That's a great question. I think I always sort of use the word that the rich snippet is sort of like your SERP bling. So, what it is is when you look across the good old results page that just used to have text links, you've seen Google slowly roll out these enhanced listings that have in some cases a picture of somebody who might be the author of that content if it's a blog post. You also might see that if it's a product you'll see product review and stars. In some cases if there's a video on the page you'll see a little thumbnail of video.

So, all of these things help the search, the experience for Google's user and make the search results more valuable. But, with any opportunity like that to get a better placement in search results you're going to have people who try to abuse it. I think the best examples I see are sometimes you're looking at even in our industry a search engine optimization firm, and they've got rating stars. Well, if you go to their website they really don't have true products that are being reviewed. They sort of have come up with some way around the rule. Or, a lot of times you'll see authorship on the home page, and there's a lot of debate about whether or not a home page is actually truly authored by someone or whether it's only for blog content.

I think what Google's coming out here and saying is that look, we know there are lots of ways around this and if you guys try to abuse it we're going to take it away. How they're going to do that, it sounds like it's going to be manual, so it's not necessarily something that's easy for them to detect. But, you do have to be careful about it, and that's what's happening.

How to Avoid Getting Penalized

Some guidelines for us would be use those rich snippets when they make sense:

  • Don't try to abuse it because someone else is abusing it. You might get all of your rich snippets taken away is what Google's saying.
  • Always make sure that you focus on what the end customer's looking for. If you really don't have product reviews and you're trying to mislead people and take them to a page that looks like it does have product reviews, that's not a great search experience.

So, I think it's a pretty simple thing. Use them when they make sense. Don't try to trick Google when it doesn't make sense.

Okay, to make sure everybody understands what you're talking about, there are these ways to enhance - you called it the bling for your ranking - in Google which they've been testing to try to help people find what they're looking for. Of course, people have realized that helps the click through rate and gets attention, particularly if you're ranking is further down the page and you're not getting a lot of clicks. With this new feature people have started to abuse it. The example you gave of trying to show reviews and stars when you don't really have reviews, this is now what they're targeting.

So, the advice as always is be genuine, be real, speak the truth. I guess the old adage, Chad, of fake it until you make it just does not apply here because you might get slapped down, and that's pretty much Google's view on all these things. Be authentic, be real, and be verifiable, and you should have no problem with this. If you're really pushing the envelope this is not a great idea.

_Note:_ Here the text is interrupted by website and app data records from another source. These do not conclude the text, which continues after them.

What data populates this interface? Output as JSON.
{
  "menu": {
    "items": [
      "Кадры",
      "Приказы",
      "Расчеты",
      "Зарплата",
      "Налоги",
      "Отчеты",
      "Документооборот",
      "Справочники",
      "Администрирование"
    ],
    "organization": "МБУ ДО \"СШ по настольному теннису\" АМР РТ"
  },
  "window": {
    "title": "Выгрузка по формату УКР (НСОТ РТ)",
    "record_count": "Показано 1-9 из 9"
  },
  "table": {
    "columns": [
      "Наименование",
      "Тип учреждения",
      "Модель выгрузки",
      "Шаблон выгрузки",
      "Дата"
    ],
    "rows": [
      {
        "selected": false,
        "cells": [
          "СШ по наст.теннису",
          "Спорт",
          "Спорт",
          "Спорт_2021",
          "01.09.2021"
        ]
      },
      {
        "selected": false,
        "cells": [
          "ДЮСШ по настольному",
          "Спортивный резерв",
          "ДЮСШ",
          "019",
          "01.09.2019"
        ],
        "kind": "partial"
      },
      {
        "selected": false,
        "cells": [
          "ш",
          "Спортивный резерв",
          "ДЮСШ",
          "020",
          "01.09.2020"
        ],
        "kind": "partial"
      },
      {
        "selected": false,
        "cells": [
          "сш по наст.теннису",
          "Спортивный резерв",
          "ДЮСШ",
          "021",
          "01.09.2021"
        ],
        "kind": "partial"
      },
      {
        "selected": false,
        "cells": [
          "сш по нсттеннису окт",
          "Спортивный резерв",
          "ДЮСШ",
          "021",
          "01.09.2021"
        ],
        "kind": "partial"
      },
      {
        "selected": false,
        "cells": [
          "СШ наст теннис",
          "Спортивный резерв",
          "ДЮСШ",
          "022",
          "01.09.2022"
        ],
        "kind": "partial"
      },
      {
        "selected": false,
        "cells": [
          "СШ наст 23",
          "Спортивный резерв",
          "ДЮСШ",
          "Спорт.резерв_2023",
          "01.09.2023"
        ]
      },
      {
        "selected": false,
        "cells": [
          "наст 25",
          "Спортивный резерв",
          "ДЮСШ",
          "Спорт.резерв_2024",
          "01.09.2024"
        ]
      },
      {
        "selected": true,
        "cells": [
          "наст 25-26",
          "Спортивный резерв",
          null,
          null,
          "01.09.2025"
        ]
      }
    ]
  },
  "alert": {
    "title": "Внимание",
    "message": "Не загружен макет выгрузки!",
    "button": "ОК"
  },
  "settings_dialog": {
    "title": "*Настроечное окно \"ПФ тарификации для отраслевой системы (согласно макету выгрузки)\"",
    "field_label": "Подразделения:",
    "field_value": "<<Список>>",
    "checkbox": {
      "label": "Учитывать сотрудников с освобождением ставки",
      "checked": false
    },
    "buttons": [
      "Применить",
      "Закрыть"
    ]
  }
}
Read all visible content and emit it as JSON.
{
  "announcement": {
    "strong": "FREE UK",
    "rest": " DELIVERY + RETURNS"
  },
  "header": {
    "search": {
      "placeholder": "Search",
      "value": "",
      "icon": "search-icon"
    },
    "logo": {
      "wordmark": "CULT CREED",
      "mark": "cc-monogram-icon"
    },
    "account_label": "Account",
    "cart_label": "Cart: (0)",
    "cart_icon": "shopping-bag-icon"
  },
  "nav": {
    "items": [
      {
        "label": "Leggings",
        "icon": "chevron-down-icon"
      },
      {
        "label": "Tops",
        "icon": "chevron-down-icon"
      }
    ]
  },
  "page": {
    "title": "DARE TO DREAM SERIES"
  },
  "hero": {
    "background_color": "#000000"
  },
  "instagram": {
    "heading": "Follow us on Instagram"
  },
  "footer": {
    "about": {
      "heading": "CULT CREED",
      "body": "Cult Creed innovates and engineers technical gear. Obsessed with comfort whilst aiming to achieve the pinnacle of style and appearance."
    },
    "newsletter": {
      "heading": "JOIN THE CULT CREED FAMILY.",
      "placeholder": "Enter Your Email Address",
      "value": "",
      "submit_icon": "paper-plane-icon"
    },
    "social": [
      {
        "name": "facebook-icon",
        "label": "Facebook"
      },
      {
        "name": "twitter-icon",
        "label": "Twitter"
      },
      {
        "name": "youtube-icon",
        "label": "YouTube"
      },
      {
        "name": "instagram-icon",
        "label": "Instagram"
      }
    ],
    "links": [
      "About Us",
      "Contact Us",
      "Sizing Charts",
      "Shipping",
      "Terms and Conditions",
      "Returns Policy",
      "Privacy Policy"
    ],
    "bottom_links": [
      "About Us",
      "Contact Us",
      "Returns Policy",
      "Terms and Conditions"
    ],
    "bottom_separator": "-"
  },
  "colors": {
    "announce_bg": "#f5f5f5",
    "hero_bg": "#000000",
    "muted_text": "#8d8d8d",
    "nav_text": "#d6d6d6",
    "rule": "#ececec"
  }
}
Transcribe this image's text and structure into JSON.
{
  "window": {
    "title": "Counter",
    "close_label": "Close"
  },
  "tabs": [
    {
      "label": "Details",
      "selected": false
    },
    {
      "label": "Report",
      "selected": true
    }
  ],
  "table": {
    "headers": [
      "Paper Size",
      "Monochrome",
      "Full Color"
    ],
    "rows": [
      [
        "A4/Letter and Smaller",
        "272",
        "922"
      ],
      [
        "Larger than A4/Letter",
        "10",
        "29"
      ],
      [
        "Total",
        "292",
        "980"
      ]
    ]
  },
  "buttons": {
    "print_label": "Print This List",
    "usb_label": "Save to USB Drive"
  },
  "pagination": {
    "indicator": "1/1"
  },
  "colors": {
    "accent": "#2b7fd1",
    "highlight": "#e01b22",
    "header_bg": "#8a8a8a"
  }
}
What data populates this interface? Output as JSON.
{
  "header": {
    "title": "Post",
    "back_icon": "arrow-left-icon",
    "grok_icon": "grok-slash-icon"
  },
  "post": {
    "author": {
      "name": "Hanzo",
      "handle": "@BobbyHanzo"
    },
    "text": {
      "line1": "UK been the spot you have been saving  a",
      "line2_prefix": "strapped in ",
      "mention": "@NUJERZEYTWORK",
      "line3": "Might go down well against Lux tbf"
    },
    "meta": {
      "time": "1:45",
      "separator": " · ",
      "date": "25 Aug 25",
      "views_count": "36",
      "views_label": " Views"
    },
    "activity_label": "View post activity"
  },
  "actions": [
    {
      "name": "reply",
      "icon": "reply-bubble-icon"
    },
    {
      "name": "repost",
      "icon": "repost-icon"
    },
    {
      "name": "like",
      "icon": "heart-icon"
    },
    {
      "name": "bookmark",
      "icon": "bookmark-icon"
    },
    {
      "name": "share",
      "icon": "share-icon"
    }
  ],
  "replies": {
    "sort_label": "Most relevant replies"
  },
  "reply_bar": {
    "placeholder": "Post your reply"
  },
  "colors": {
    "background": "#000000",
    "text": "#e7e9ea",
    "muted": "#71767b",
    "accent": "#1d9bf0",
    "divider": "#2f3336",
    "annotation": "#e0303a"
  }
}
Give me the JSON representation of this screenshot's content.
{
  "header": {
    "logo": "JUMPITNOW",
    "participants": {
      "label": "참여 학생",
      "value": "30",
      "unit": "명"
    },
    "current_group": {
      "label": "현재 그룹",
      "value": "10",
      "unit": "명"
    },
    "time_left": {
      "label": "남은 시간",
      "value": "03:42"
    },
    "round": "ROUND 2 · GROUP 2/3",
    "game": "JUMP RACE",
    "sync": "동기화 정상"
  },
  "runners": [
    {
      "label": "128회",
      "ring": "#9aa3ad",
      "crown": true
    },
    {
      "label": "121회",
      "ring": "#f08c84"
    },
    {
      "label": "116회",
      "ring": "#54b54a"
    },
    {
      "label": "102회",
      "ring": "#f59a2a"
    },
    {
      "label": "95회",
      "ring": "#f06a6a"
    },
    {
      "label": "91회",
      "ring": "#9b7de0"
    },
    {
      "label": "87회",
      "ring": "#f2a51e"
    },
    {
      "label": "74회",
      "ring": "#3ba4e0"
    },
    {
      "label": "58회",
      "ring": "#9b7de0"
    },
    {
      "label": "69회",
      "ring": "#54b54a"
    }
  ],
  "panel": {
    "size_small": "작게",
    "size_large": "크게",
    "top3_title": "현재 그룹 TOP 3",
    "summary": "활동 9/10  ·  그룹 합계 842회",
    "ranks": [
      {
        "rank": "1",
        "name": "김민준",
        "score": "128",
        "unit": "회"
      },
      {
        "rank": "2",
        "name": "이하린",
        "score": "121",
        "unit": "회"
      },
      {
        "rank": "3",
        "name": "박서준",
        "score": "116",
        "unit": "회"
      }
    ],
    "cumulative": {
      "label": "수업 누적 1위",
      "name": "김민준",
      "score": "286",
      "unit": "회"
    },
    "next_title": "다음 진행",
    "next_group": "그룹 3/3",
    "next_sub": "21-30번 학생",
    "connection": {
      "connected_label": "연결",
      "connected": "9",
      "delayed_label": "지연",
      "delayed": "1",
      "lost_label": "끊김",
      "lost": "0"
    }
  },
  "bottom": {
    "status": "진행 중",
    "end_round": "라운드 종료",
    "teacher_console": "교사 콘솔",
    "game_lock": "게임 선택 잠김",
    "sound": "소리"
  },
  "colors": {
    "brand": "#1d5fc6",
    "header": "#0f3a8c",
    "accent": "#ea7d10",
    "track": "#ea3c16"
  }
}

Hopefully, that helps clear up what rich snippets are. We'd like to hear your comments on whether you're using them for yourself or your clients. And, we hope to see you back at our Brown Bag tomorrow.